=== Material supplied ===
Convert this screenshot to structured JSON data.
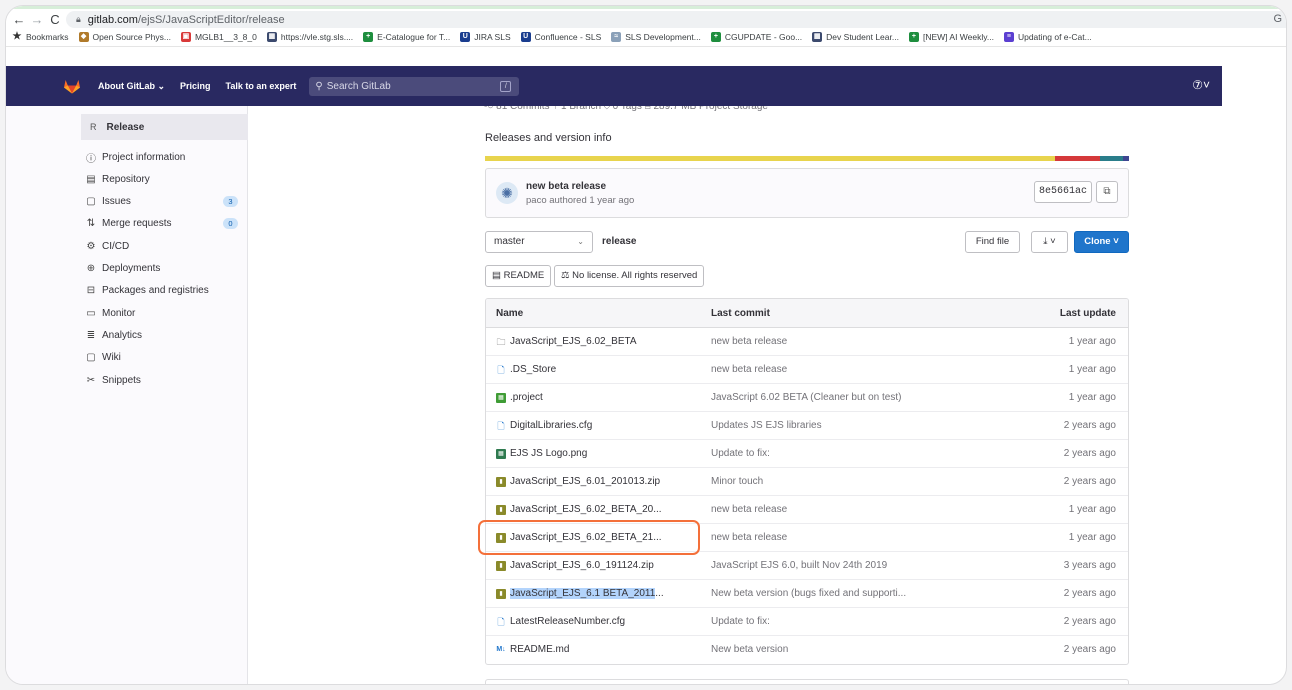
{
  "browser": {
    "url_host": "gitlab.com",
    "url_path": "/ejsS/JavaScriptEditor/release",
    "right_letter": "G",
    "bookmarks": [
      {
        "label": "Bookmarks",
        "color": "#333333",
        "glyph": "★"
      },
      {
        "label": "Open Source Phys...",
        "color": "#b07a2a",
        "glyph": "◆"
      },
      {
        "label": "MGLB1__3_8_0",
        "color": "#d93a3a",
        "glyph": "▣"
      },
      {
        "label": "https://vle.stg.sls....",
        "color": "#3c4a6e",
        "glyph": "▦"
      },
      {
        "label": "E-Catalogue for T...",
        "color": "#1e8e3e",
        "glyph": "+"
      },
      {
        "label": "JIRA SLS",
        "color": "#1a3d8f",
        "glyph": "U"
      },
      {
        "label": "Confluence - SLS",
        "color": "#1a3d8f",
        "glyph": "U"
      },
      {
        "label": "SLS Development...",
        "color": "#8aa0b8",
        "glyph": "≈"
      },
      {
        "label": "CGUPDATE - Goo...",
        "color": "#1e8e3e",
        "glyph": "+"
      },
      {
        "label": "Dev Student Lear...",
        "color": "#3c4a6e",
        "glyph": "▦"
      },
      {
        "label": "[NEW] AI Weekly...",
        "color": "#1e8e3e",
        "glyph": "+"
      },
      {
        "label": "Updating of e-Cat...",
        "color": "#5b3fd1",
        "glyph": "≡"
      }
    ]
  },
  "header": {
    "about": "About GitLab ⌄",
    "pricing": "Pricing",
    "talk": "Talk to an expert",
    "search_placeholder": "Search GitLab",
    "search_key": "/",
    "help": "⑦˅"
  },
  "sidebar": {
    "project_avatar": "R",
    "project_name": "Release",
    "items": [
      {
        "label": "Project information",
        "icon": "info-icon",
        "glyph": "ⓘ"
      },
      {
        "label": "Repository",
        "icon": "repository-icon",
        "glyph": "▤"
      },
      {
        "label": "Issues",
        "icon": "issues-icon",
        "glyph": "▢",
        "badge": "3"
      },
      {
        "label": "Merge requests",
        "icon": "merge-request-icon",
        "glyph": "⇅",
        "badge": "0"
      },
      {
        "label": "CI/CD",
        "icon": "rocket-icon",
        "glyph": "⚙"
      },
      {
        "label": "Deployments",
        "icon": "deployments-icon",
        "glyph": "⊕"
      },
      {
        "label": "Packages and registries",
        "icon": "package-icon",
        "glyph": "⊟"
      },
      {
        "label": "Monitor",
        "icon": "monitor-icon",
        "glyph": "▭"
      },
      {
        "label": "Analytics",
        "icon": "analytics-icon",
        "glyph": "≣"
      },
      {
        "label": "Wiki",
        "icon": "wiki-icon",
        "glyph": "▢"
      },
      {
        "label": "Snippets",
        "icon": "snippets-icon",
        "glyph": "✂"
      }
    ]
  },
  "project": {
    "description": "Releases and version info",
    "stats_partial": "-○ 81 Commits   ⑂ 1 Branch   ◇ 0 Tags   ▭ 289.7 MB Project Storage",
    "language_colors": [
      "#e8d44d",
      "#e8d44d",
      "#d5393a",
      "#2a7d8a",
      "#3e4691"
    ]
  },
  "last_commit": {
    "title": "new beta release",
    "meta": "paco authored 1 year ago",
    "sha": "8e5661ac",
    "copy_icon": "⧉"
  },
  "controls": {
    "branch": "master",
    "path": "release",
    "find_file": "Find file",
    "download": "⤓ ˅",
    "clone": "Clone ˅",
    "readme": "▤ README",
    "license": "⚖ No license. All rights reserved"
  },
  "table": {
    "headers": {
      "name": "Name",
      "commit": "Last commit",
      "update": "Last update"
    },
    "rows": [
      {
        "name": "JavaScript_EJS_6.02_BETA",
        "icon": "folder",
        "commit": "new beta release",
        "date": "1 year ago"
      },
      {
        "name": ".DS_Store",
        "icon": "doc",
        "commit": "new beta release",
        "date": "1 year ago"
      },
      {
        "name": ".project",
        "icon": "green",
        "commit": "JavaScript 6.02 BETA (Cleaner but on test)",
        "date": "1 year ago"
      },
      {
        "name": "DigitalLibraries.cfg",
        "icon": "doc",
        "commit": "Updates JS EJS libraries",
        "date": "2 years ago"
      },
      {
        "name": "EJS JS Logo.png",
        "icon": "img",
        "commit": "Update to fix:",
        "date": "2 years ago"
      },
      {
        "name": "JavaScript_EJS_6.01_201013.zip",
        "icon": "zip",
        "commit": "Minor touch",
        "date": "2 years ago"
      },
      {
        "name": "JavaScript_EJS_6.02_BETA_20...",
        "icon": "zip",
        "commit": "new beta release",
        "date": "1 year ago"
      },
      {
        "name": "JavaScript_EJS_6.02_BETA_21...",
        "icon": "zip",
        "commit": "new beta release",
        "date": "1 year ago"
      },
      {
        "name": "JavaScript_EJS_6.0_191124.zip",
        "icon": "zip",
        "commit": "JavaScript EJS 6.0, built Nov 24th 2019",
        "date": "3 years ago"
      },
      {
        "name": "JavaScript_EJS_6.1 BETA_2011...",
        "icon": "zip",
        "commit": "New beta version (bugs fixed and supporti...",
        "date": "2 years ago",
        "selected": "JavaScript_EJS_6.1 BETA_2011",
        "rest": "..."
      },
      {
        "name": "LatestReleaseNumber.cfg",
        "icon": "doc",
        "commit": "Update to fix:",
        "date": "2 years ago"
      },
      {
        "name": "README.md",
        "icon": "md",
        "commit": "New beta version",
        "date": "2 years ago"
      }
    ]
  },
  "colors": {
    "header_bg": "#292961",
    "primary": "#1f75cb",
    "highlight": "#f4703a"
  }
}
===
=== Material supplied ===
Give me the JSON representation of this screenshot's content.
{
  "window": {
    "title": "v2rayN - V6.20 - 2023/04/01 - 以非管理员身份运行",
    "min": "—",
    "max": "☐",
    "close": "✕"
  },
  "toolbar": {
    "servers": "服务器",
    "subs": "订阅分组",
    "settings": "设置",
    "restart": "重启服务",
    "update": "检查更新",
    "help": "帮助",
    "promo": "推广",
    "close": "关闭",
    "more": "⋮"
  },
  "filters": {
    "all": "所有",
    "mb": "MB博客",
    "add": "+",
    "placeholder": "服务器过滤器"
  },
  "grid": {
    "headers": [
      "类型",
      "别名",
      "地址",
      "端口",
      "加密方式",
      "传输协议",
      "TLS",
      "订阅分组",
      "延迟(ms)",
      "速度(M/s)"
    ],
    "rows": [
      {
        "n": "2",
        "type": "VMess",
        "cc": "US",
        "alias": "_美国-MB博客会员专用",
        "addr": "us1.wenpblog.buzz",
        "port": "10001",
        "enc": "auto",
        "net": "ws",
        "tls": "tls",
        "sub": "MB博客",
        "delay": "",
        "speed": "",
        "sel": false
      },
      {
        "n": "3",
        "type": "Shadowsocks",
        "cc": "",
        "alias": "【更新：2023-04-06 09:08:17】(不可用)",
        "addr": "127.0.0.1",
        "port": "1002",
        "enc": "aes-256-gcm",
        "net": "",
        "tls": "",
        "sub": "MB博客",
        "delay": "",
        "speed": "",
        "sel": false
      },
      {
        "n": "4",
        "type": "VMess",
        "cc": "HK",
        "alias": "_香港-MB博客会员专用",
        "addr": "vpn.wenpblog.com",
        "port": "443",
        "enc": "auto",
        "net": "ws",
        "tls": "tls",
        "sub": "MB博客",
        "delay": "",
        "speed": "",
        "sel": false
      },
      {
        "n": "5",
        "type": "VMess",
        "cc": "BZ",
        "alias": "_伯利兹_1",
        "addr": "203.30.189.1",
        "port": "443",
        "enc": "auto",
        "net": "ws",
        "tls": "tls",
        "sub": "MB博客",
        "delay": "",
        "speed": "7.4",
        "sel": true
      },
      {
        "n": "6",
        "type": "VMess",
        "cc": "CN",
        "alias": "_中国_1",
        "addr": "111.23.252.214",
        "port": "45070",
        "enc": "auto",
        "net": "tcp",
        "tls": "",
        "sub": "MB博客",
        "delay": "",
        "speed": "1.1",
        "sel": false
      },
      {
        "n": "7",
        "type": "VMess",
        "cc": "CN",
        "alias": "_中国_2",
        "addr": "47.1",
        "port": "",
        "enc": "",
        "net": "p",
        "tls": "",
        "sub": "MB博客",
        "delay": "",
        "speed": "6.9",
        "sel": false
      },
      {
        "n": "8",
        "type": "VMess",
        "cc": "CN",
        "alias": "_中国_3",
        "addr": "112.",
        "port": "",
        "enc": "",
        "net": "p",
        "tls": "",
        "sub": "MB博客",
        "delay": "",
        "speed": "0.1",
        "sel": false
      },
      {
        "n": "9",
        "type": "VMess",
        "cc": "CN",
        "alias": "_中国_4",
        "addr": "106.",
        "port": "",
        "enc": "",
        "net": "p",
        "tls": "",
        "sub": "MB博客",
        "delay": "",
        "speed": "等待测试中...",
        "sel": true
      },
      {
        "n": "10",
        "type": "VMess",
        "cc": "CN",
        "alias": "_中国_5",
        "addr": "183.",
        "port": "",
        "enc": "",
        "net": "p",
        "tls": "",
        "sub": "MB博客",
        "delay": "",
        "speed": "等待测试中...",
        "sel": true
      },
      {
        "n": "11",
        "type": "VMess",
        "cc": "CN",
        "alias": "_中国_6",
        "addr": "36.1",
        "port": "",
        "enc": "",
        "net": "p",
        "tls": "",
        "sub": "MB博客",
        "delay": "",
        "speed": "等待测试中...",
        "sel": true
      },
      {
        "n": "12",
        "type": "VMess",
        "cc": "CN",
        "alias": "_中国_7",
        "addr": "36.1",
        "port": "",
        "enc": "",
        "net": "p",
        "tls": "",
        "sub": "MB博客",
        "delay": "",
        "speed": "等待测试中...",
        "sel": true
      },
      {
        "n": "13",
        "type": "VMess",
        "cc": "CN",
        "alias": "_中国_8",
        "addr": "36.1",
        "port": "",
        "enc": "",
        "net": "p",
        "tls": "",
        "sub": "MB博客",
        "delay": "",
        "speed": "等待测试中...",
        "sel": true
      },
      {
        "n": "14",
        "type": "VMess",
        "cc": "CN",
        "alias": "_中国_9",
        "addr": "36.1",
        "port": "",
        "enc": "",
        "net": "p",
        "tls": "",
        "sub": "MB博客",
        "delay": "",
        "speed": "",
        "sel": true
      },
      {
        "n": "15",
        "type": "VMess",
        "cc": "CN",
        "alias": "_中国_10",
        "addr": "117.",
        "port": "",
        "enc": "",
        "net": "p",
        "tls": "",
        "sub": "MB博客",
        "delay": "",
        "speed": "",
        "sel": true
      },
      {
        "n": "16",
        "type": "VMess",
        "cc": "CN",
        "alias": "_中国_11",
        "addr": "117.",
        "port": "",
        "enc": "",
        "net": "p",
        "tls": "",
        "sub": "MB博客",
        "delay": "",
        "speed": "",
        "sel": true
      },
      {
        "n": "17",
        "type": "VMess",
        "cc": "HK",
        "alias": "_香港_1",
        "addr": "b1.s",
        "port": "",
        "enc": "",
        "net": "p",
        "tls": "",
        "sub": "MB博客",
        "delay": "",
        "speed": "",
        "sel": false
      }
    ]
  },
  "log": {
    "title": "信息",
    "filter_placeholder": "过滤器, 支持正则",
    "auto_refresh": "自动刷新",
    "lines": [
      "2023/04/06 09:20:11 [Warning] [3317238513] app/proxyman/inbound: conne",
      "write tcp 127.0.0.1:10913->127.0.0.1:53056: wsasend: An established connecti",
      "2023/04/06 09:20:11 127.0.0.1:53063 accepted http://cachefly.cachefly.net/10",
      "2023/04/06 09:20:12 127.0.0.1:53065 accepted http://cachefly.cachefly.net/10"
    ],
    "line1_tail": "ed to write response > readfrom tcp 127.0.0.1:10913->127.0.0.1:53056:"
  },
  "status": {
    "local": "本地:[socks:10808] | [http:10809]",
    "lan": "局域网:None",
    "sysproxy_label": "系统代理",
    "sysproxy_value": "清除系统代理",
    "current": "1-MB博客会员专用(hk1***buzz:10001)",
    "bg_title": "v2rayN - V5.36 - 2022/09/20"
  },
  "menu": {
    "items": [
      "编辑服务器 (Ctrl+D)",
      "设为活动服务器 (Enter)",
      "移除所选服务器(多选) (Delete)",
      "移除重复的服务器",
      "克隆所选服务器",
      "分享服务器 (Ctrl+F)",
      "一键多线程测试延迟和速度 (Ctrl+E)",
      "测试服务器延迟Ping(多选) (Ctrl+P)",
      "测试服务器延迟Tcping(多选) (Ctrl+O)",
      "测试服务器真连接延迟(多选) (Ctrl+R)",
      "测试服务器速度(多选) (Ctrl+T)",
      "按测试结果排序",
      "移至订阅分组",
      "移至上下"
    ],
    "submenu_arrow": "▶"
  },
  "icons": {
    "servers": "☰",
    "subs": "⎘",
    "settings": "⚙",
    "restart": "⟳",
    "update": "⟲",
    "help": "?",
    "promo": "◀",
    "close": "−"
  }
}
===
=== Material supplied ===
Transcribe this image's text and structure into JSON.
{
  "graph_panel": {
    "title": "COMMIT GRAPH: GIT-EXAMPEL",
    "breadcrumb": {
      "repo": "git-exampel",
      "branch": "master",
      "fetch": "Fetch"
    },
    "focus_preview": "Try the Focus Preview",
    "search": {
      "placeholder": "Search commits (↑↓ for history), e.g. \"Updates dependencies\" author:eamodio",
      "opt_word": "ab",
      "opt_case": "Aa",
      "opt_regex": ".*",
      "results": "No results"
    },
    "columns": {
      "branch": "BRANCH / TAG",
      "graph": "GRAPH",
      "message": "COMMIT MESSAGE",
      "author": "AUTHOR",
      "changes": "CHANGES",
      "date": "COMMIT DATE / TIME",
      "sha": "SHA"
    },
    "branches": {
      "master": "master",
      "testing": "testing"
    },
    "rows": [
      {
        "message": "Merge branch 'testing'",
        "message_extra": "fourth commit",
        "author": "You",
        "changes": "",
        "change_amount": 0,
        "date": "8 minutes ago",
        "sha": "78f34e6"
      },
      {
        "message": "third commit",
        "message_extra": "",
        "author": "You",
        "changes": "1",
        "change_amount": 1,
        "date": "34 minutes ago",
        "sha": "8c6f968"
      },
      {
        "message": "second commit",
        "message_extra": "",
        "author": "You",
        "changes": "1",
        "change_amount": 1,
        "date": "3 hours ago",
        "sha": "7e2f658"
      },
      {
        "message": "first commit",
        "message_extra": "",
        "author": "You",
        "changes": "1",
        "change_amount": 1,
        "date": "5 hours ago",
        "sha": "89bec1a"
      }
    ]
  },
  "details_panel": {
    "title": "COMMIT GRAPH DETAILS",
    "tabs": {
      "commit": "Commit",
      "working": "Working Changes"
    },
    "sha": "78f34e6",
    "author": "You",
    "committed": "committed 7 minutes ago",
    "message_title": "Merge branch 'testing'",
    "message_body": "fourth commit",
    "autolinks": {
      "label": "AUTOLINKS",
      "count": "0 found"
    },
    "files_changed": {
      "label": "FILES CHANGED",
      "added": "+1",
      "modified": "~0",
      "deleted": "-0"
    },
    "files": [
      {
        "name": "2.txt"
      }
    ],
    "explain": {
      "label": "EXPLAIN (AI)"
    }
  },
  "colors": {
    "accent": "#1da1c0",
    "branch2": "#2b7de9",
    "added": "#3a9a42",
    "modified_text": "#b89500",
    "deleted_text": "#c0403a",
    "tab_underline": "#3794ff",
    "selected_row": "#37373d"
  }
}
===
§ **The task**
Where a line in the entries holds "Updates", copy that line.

§ **Answer section**
        "commit": "Updates JS EJS libraries",
      "placeholder": "Search commits (↑↓ for history), e.g. \"Updates dependencies\" author:eamodio",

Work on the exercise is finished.